Dataset items
= Beginning of Section =
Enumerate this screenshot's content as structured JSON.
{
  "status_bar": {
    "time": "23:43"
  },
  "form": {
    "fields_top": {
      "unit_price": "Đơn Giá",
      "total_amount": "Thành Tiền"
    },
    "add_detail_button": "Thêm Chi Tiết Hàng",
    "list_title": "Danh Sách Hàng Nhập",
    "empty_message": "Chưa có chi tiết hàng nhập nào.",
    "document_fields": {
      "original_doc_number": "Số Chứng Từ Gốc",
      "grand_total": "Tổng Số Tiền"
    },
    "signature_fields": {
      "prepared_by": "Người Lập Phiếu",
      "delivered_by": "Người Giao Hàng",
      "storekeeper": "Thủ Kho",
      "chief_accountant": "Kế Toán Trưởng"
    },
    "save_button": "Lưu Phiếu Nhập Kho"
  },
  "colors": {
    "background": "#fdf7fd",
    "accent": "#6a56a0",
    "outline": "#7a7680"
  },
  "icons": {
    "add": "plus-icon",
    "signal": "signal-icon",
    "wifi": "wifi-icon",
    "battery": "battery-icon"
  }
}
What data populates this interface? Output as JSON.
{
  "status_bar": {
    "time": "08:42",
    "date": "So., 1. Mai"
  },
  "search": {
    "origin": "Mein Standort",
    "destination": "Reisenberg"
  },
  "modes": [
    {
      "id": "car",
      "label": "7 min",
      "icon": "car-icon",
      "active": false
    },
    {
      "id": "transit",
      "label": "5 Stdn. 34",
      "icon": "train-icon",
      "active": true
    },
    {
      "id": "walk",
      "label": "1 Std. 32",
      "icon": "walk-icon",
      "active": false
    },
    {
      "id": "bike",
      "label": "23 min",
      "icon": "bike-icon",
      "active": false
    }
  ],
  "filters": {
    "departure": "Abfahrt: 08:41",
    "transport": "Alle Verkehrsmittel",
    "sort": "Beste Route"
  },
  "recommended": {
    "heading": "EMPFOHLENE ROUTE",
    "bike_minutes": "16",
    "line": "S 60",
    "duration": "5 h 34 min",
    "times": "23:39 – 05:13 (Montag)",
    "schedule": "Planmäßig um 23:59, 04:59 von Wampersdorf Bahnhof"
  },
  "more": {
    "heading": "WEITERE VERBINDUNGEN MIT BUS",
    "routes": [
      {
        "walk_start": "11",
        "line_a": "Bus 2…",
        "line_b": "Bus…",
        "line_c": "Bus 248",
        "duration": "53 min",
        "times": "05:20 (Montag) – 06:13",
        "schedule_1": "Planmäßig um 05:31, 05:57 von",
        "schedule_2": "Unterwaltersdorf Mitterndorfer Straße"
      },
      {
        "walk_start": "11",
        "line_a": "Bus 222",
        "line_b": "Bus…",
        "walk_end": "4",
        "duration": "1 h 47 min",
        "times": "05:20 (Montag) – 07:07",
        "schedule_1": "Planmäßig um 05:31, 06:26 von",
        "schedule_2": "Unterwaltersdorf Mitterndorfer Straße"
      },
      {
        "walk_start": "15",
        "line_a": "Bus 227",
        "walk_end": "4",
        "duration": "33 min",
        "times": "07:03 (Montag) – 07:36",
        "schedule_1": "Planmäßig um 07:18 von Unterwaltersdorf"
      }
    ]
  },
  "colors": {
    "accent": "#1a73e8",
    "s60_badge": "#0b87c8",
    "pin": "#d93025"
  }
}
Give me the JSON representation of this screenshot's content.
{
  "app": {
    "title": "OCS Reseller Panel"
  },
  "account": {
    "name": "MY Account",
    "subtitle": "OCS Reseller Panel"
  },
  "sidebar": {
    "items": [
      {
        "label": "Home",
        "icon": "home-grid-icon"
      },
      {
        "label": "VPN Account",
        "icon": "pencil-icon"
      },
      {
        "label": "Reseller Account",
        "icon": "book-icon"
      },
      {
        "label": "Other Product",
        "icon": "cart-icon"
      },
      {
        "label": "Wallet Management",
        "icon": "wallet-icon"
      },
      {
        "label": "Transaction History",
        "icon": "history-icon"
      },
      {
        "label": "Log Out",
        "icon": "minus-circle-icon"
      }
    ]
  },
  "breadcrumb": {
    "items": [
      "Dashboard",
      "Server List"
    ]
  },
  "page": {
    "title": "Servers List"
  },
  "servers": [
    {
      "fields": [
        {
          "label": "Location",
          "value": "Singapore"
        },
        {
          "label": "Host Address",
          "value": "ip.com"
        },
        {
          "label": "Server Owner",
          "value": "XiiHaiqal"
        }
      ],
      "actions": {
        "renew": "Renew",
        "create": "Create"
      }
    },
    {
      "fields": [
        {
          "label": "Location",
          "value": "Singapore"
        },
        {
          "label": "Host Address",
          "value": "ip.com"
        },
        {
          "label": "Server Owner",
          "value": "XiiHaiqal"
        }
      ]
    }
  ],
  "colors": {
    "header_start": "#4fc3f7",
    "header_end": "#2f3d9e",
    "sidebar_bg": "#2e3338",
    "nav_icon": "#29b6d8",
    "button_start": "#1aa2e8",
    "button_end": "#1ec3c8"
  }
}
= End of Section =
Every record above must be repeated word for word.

Answer to this exercise:
Enumerate this screenshot's content as structured JSON.
{
  "status_bar": {
    "time": "23:43"
  },
  "form": {
    "fields_top": {
      "unit_price": "Đơn Giá",
      "total_amount": "Thành Tiền"
    },
    "add_detail_button": "Thêm Chi Tiết Hàng",
    "list_title": "Danh Sách Hàng Nhập",
    "empty_message": "Chưa có chi tiết hàng nhập nào.",
    "document_fields": {
      "original_doc_number": "Số Chứng Từ Gốc",
      "grand_total": "Tổng Số Tiền"
    },
    "signature_fields": {
      "prepared_by": "Người Lập Phiếu",
      "delivered_by": "Người Giao Hàng",
      "storekeeper": "Thủ Kho",
      "chief_accountant": "Kế Toán Trưởng"
    },
    "save_button": "Lưu Phiếu Nhập Kho"
  },
  "colors": {
    "background": "#fdf7fd",
    "accent": "#6a56a0",
    "outline": "#7a7680"
  },
  "icons": {
    "add": "plus-icon",
    "signal": "signal-icon",
    "wifi": "wifi-icon",
    "battery": "battery-icon"
  }
}
What data populates this interface? Output as JSON.
{
  "status_bar": {
    "time": "08:42",
    "date": "So., 1. Mai"
  },
  "search": {
    "origin": "Mein Standort",
    "destination": "Reisenberg"
  },
  "modes": [
    {
      "id": "car",
      "label": "7 min",
      "icon": "car-icon",
      "active": false
    },
    {
      "id": "transit",
      "label": "5 Stdn. 34",
      "icon": "train-icon",
      "active": true
    },
    {
      "id": "walk",
      "label": "1 Std. 32",
      "icon": "walk-icon",
      "active": false
    },
    {
      "id": "bike",
      "label": "23 min",
      "icon": "bike-icon",
      "active": false
    }
  ],
  "filters": {
    "departure": "Abfahrt: 08:41",
    "transport": "Alle Verkehrsmittel",
    "sort": "Beste Route"
  },
  "recommended": {
    "heading": "EMPFOHLENE ROUTE",
    "bike_minutes": "16",
    "line": "S 60",
    "duration": "5 h 34 min",
    "times": "23:39 – 05:13 (Montag)",
    "schedule": "Planmäßig um 23:59, 04:59 von Wampersdorf Bahnhof"
  },
  "more": {
    "heading": "WEITERE VERBINDUNGEN MIT BUS",
    "routes": [
      {
        "walk_start": "11",
        "line_a": "Bus 2…",
        "line_b": "Bus…",
        "line_c": "Bus 248",
        "duration": "53 min",
        "times": "05:20 (Montag) – 06:13",
        "schedule_1": "Planmäßig um 05:31, 05:57 von",
        "schedule_2": "Unterwaltersdorf Mitterndorfer Straße"
      },
      {
        "walk_start": "11",
        "line_a": "Bus 222",
        "line_b": "Bus…",
        "walk_end": "4",
        "duration": "1 h 47 min",
        "times": "05:20 (Montag) – 07:07",
        "schedule_1": "Planmäßig um 05:31, 06:26 von",
        "schedule_2": "Unterwaltersdorf Mitterndorfer Straße"
      },
      {
        "walk_start": "15",
        "line_a": "Bus 227",
        "walk_end": "4",
        "duration": "33 min",
        "times": "07:03 (Montag) – 07:36",
        "schedule_1": "Planmäßig um 07:18 von Unterwaltersdorf"
      }
    ]
  },
  "colors": {
    "accent": "#1a73e8",
    "s60_badge": "#0b87c8",
    "pin": "#d93025"
  }
}
Give me the JSON representation of this screenshot's content.
{
  "app": {
    "title": "OCS Reseller Panel"
  },
  "account": {
    "name": "MY Account",
    "subtitle": "OCS Reseller Panel"
  },
  "sidebar": {
    "items": [
      {
        "label": "Home",
        "icon": "home-grid-icon"
      },
      {
        "label": "VPN Account",
        "icon": "pencil-icon"
      },
      {
        "label": "Reseller Account",
        "icon": "book-icon"
      },
      {
        "label": "Other Product",
        "icon": "cart-icon"
      },
      {
        "label": "Wallet Management",
        "icon": "wallet-icon"
      },
      {
        "label": "Transaction History",
        "icon": "history-icon"
      },
      {
        "label": "Log Out",
        "icon": "minus-circle-icon"
      }
    ]
  },
  "breadcrumb": {
    "items": [
      "Dashboard",
      "Server List"
    ]
  },
  "page": {
    "title": "Servers List"
  },
  "servers": [
    {
      "fields": [
        {
          "label": "Location",
          "value": "Singapore"
        },
        {
          "label": "Host Address",
          "value": "ip.com"
        },
        {
          "label": "Server Owner",
          "value": "XiiHaiqal"
        }
      ],
      "actions": {
        "renew": "Renew",
        "create": "Create"
      }
    },
    {
      "fields": [
        {
          "label": "Location",
          "value": "Singapore"
        },
        {
          "label": "Host Address",
          "value": "ip.com"
        },
        {
          "label": "Server Owner",
          "value": "XiiHaiqal"
        }
      ]
    }
  ],
  "colors": {
    "header_start": "#4fc3f7",
    "header_end": "#2f3d9e",
    "sidebar_bg": "#2e3338",
    "nav_icon": "#29b6d8",
    "button_start": "#1aa2e8",
    "button_end": "#1ec3c8"
  }
}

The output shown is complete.